- Opening Delimiter -

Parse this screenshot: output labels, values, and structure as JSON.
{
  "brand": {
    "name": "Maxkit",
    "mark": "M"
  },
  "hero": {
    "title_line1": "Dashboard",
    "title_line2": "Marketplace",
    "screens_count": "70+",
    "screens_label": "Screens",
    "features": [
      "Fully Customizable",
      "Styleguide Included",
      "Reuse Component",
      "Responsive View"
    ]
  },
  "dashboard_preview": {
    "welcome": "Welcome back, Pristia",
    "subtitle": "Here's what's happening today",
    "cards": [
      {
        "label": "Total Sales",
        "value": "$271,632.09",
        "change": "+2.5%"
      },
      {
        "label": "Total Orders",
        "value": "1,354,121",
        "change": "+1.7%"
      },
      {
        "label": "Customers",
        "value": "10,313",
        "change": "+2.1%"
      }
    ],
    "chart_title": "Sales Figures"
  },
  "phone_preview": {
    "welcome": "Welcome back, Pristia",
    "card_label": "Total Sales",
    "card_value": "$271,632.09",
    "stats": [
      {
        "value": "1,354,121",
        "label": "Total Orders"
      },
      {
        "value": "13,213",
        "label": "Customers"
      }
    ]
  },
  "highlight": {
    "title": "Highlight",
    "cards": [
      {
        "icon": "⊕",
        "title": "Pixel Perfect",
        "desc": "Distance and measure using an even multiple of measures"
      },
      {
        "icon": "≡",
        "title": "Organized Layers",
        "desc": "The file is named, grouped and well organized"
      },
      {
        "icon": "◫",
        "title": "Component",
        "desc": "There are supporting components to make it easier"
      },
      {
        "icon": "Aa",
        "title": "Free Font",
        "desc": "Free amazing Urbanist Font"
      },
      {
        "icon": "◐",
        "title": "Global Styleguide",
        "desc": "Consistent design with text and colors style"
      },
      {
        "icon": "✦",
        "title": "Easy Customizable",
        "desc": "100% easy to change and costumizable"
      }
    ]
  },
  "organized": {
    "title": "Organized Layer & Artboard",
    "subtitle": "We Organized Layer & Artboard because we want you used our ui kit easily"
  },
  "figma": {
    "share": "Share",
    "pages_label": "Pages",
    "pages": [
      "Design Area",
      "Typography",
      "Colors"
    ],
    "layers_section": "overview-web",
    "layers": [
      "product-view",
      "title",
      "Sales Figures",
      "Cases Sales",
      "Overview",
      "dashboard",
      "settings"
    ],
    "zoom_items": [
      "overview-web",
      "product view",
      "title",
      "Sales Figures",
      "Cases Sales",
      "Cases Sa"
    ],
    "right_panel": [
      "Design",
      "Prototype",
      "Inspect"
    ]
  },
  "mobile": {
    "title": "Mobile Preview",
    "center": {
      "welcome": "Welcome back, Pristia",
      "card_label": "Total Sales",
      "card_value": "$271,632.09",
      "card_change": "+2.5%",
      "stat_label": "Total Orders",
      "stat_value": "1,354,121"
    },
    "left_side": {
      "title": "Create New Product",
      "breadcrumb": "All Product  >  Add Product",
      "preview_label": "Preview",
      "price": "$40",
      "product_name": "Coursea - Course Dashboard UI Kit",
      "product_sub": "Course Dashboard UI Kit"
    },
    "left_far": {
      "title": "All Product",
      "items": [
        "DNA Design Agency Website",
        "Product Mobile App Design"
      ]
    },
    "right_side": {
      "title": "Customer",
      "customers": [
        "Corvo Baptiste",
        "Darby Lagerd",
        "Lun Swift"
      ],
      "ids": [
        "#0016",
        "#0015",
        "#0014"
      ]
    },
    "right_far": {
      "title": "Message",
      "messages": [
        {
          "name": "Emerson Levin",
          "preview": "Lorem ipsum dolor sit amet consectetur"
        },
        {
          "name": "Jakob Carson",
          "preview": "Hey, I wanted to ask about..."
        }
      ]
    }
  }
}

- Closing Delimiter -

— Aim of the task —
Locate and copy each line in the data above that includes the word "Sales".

— Answer to this task —
        "label": "Total Sales",
    "chart_title": "Sales Figures"
    "card_label": "Total Sales",
      "Sales Figures",
      "Cases Sales",
      "Sales Figures",
      "Cases Sales",
      "card_label": "Total Sales",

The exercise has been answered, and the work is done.